**AIM OF THE TASK:** Check every line of the entries for the string "นำเสนอ" and return the ones that contain it.

[[ THE RECORDS open ]]

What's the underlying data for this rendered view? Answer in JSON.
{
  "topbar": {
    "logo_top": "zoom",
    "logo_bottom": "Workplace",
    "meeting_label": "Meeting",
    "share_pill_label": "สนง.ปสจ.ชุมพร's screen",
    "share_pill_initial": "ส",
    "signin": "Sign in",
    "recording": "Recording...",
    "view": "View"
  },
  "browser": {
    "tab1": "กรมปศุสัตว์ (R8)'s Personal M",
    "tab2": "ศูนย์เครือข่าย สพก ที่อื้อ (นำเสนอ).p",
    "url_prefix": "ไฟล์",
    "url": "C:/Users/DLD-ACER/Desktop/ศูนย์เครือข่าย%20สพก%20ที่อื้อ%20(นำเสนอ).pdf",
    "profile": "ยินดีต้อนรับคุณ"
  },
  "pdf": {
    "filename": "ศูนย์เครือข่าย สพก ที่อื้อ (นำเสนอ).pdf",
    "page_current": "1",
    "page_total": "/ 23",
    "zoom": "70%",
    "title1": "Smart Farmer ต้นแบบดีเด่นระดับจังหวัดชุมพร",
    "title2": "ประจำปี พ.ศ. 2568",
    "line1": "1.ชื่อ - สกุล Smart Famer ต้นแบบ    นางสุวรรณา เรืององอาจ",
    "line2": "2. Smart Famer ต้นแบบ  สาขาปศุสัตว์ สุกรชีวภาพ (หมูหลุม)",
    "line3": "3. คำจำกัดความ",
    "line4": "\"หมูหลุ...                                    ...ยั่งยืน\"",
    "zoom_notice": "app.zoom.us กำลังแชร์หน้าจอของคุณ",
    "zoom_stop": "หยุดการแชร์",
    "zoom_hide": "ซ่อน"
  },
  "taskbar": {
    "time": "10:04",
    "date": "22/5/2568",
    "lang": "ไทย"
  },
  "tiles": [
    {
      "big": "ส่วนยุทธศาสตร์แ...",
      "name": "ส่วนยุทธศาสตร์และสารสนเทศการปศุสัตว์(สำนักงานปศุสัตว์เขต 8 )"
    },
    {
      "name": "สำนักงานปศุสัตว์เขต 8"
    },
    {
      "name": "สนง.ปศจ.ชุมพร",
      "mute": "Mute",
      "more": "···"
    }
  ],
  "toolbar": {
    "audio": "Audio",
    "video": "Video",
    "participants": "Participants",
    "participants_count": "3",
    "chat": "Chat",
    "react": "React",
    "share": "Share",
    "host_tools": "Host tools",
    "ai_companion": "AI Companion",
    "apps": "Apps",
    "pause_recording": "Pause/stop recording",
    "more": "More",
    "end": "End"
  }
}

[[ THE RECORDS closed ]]

**EXPECTED ANSWER:**
    "tab2": "ศูนย์เครือข่าย สพก ที่อื้อ (นำเสนอ).p",
    "url": "C:/Users/DLD-ACER/Desktop/ศูนย์เครือข่าย%20สพก%20ที่อื้อ%20(นำเสนอ).pdf",
    "filename": "ศูนย์เครือข่าย สพก ที่อื้อ (นำเสนอ).pdf",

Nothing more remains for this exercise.